Required attendance: four tournaments

 

 

Debate 2 and 3

Semester or Year

This course is designed for those who have completed Debate 1.  Students should expect to polish and refine their speech and debate skills through class work and interscholastic competition.  The following competitive speaking events will be developed:  debate, student congress, original oratory, interpretation of literature, extemporaneous and impromptu speaking.  Emphasis will be placed on developing research, analytical, persuasive, and argumentative skills.

Prerequisites: Debate 1 and/or Instructor Approval

Required attendance: eight tournaments.

 

WORLD LANGUAGES

French

French

French 1

Full Year

Students will discover the French language and increase proficiency in reading, writing, speaking and listening skills.  Students will also have the opportunity to practice the language in a range of contexts likely to be encountered in the French speaking culture.  Students use simple sentences and phrases accurately and respond to questions.  Novice Mid Proficiency Level (words, phrases & sentences)

 

French 2

Full Year

CE Option

CE Fees

 Students will discover the French language and increase proficiency in reading, writing, speaking and listening skills.  Students will also have the opportunity to practice the language in a range of contexts likely to be encountered in the French speaking culture.  Students use more complex sentences and phrases accurately within a wider range of vocabulary. Students respond to questions and gather information by asking questions.  Novice High Proficiency Level (strings of sentences & paragraphs)

 

French 3

Full Year

CE Option

CE Fees

Students will discover the French language and increase proficiency in reading, writing, speaking and listening skills.  Students will also have the opportunity to practice the language in a range of contexts likely to be encountered in the French speaking culture.  Students create language by breaking apart and recombining sophisticated chunks of vocabulary. Students create questions to sustain and maintain the flow of a conversation.  Intermediate Low Proficiency Level (paragraphs & essays)

 

French 4 (CE Option), French 5, AP French

Full Year

Students will discover the French language and increase proficiency in reading, writing, speaking and listening skills.  Students will also have the opportunity to practice the language in a range of contexts likely to be encountered in the French speaking culture.  Students create more complex sentences and can write more complex paragraphs with ideas flowing from sentence to sentence.

 

CE French Bridge 3117

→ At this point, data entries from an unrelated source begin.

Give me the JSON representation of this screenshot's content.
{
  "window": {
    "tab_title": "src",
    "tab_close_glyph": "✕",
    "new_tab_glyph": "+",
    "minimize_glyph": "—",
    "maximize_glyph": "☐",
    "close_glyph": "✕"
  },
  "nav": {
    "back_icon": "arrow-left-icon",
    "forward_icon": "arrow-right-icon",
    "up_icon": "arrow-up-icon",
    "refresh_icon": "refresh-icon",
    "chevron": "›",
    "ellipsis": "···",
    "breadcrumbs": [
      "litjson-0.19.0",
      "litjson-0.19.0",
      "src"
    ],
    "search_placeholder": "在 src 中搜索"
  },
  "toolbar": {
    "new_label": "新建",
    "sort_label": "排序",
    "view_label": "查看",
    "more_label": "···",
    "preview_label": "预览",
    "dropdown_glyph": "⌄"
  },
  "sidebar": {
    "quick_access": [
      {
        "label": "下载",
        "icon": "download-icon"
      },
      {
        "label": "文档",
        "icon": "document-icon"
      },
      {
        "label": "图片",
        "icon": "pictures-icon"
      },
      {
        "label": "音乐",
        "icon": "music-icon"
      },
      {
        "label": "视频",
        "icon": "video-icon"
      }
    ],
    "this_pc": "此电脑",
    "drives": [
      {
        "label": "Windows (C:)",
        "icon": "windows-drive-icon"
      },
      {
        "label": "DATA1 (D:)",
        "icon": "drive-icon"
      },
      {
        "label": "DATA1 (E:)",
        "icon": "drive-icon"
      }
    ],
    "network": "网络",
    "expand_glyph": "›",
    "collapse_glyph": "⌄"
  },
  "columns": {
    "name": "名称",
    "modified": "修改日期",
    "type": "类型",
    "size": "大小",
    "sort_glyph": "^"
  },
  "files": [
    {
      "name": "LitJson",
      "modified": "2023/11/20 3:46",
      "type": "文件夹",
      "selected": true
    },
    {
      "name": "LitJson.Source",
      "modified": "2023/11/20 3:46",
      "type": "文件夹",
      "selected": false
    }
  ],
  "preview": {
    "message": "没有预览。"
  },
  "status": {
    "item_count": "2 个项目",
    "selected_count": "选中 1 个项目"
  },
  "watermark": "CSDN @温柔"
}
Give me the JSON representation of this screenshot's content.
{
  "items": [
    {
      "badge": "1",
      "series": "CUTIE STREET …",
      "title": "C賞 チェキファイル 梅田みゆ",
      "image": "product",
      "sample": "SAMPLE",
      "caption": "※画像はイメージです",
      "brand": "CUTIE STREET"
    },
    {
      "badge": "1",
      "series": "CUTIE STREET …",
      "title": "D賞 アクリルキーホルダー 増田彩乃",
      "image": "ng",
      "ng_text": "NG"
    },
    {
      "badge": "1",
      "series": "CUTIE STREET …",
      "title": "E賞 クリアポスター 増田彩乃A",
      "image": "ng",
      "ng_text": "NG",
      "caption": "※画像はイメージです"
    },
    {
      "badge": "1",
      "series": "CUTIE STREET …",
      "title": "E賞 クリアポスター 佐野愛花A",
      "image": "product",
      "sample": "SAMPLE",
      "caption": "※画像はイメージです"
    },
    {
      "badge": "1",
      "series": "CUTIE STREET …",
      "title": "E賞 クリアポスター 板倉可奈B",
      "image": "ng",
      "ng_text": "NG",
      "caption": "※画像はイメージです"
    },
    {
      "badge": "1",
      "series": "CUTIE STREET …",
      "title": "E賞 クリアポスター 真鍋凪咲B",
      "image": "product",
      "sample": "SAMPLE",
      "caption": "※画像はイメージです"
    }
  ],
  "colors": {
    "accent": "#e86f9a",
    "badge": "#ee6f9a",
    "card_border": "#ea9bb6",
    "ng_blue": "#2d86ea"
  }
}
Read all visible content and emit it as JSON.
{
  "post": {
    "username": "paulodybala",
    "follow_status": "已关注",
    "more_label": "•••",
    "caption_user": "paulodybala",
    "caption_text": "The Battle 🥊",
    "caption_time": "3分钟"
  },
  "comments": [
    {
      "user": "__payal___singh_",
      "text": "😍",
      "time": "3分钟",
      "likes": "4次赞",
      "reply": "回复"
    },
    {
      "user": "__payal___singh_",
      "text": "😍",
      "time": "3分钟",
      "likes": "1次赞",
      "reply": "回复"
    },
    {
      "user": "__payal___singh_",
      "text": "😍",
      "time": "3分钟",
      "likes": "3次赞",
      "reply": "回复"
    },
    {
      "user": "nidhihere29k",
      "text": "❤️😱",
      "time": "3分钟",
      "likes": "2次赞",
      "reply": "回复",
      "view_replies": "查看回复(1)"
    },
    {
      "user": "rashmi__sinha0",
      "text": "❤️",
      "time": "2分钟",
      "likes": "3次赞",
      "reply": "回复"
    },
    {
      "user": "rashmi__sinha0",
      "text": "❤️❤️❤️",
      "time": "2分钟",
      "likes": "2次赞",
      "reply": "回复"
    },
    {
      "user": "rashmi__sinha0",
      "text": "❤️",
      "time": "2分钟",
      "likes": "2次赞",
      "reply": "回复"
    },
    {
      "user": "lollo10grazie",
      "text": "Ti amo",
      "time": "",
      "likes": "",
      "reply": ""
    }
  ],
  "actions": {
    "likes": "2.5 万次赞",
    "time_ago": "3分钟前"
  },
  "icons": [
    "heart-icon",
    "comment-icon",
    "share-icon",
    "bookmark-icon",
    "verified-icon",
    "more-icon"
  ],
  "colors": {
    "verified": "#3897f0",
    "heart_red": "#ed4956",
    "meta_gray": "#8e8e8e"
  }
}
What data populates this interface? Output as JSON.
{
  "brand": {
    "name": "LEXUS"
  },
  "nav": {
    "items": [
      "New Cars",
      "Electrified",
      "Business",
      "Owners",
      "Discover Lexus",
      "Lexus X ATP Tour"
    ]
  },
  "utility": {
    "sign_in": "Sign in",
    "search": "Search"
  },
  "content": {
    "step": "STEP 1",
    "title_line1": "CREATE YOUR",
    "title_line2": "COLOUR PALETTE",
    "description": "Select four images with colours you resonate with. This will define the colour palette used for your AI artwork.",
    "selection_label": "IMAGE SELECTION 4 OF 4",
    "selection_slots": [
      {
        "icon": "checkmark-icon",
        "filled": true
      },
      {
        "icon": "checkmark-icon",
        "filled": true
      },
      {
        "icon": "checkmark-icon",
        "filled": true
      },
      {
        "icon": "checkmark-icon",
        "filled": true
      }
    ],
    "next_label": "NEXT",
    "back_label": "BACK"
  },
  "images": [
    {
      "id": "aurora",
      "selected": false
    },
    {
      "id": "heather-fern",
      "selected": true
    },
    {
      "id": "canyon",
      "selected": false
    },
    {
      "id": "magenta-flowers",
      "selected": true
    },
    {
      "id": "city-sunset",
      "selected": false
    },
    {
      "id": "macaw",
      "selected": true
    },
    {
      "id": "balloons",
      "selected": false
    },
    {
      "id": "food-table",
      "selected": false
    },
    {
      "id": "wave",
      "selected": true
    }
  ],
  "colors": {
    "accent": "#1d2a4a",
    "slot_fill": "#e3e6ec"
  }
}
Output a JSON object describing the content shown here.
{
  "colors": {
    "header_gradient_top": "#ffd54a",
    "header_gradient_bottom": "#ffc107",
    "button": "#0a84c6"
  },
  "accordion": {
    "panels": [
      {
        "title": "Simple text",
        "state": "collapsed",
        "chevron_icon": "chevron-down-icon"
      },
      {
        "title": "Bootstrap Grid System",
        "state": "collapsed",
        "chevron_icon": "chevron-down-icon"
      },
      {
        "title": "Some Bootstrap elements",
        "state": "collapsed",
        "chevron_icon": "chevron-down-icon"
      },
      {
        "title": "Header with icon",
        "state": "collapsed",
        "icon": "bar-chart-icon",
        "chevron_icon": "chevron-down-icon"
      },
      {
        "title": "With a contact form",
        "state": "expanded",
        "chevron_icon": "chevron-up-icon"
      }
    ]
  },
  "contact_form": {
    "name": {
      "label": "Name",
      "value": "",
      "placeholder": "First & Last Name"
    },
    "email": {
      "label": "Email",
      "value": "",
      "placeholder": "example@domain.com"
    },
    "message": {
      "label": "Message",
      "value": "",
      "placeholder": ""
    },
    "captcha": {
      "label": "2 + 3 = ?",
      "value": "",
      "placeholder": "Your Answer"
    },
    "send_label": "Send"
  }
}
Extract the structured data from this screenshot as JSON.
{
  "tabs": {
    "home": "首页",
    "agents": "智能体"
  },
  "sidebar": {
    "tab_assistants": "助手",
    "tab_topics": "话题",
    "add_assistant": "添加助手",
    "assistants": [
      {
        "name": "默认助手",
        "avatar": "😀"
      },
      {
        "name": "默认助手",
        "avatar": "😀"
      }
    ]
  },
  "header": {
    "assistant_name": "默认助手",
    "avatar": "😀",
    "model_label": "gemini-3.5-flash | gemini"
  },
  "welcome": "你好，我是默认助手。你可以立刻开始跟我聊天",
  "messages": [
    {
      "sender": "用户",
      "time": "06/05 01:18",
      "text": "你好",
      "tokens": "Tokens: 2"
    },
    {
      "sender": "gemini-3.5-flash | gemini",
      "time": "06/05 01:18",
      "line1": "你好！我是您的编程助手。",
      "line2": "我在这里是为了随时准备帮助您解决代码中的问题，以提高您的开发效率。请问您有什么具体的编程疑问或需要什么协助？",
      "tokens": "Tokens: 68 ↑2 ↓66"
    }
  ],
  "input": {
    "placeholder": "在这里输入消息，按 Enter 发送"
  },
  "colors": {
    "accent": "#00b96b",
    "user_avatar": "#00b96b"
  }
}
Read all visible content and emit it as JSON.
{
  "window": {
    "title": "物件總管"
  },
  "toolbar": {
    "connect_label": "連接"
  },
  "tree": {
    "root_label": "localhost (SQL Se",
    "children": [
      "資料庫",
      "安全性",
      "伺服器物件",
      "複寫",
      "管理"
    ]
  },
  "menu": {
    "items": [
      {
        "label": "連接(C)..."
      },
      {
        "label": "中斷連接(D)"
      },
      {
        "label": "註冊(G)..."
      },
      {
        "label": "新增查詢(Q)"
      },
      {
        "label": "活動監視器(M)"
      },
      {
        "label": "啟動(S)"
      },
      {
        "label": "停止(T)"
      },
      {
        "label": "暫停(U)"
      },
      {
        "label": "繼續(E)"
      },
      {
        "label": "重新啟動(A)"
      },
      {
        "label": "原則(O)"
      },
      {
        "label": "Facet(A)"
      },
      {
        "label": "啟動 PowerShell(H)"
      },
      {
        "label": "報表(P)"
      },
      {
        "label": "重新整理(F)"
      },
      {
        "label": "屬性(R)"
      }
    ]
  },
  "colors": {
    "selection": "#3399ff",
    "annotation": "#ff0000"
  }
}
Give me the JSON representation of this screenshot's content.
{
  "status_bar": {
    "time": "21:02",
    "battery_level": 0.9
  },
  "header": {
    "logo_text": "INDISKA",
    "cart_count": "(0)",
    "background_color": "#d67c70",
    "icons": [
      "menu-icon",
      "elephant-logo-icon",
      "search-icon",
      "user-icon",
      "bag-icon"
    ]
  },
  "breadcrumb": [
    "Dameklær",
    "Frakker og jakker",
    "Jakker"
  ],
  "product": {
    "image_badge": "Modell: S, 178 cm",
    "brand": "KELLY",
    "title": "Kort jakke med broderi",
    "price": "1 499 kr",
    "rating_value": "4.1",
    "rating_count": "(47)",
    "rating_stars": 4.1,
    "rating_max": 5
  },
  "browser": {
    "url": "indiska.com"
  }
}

Full Year

CE Fees

Students will discover and explore La Francophonie through the prism of important themes including but not limited to the arts, history, commerce, technology, sports, etc. Students will engage these themes through a variety of approaches such as project-based instruction, class discussion, and reaction papers.